Hematology

Feasibility of home-based computerized WM training for sickle cell disease

What’s Known
Cognitive deficits are a common complication affecting about one-third of kids who have the higher risk sickle cell disease genotypes, HbSS and HbSβ0 thalassemia. While such deficits have been well-documented, no treatment has been proven to recover cognitive function for kids with sickle cell disease. Sickle cell disease is a group of red blood cell disorders in which abnormal genes that children inherit from parents cause their bodies to make sickle-shaped hemoglobin S. Kids with sickle cell disease are at heightened risk for neurocognitive deficits, which can have practical implications for their ability to learn and to succeed academically.

What’s New
Because home-based computerized cognitive training programs have helped to improve working memory (WM) for children with epilepsy and for childhood cancer survivors, a team led by Children’s National Health System researchers and clinicians sought to gauge the feasibility of using such an approach for a small number of children with sickle cell disease. The pilot study found that girls were more likely to complete the cognitive training exercises than boys. Additionally, children whose teachers showed a high level of support spent more time working on the exercises, completed more sessions, and were more likely to finish the program. The mean number of completed sessions was 15.83. Participants who reported experiencing fewer functional limitations as a result of sickle cell disease-related pain completed more sessions. Overall, children who completed Cogmed exercises showed improvements in verbal WM, and visuospatial short-term memory and WM.

Questions for Future Research
Q: Because sickle cell disease is often accompanied by sudden attacks of severe pain, would concurrent delivery of pain-management interventions impact children’s ability to complete cognitive training exercises?
Q: Would adding functional magnetic resonance imaging help to clarify the association between adaptive cognitive skills training and changes to physiological processes, such as alterations in prefrontal and parietal cortical activity, and functional connectivity?

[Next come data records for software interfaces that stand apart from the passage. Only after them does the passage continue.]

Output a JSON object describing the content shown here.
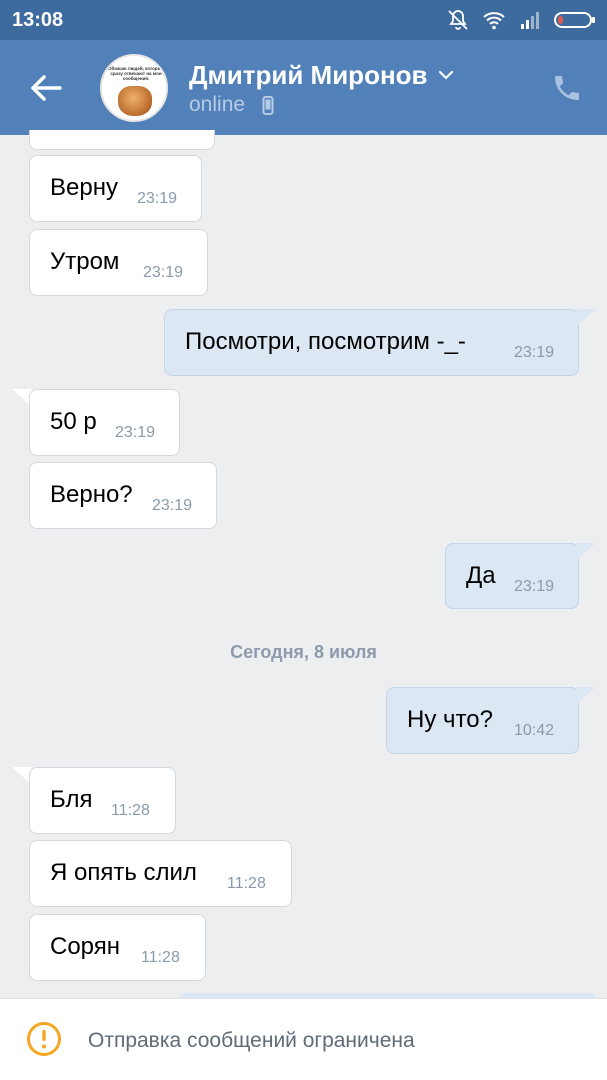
{
  "statusbar": {
    "time": "13:08"
  },
  "header": {
    "contact_name": "Дмитрий Миронов",
    "status": "online",
    "avatar_text": "Обожаю людей, которые сразу отвечают на мои сообщения."
  },
  "messages": [
    {
      "direction": "in",
      "text": "Верну",
      "time": "23:19"
    },
    {
      "direction": "in",
      "text": "Утром",
      "time": "23:19"
    },
    {
      "direction": "out",
      "text": "Посмотри, посмотрим -_-",
      "time": "23:19"
    },
    {
      "direction": "in",
      "text": "50 р",
      "time": "23:19"
    },
    {
      "direction": "in",
      "text": "Верно?",
      "time": "23:19"
    },
    {
      "direction": "out",
      "text": "Да",
      "time": "23:19"
    },
    {
      "direction": "out",
      "text": "Ну что?",
      "time": "10:42"
    },
    {
      "direction": "in",
      "text": "Бля",
      "time": "11:28"
    },
    {
      "direction": "in",
      "text": "Я опять слил",
      "time": "11:28"
    },
    {
      "direction": "in",
      "text": "Сорян",
      "time": "11:28"
    }
  ],
  "date_separator": "Сегодня, 8 июля",
  "footer": {
    "notice": "Отправка сообщений ограничена"
  },
  "colors": {
    "header": "#5181b8",
    "statusbar": "#3e6b9e",
    "background": "#edeef0",
    "outgoing_bubble": "#dce7f4",
    "incoming_bubble": "#ffffff",
    "warning": "#f5a623"
  },
  "icons": [
    "no-disturb-icon",
    "wifi-icon",
    "signal-icon",
    "battery-icon",
    "back-arrow-icon",
    "chevron-down-icon",
    "mobile-phone-icon",
    "call-icon",
    "warning-icon"
  ]
}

Source: S.J. Hardy, K.K. Hardy, J.C. Schatz, A.L. Thompson, and E.R. Meier. Feasibility of Home-Based Computerized Working Memory Training With Children and Adolescents With Sickle Cell Disease.” Published online by Pediatric Blood & Cancer May 26, 2016.

Feasibility of home-based computerized working memory training with sickle cell disease patients

Children with sickle cell disease are at heightened risk for neurocognitive deficits. The research team sought to fill a gap in the research by evaluating the feasibility of using a home-based computerized working memory (WM) training intervention for children aged 7 to 16 years with sickle cell disease. Study participants used loaner iPads and were asked to work on Cogmed five days a week for five weeks – or a maximum of 25 sessions. According to research published by Pediatric Blood and Cancer, girls were more likely to complete the assignments, compared with boys. The mean number of sessions completed was 15.83.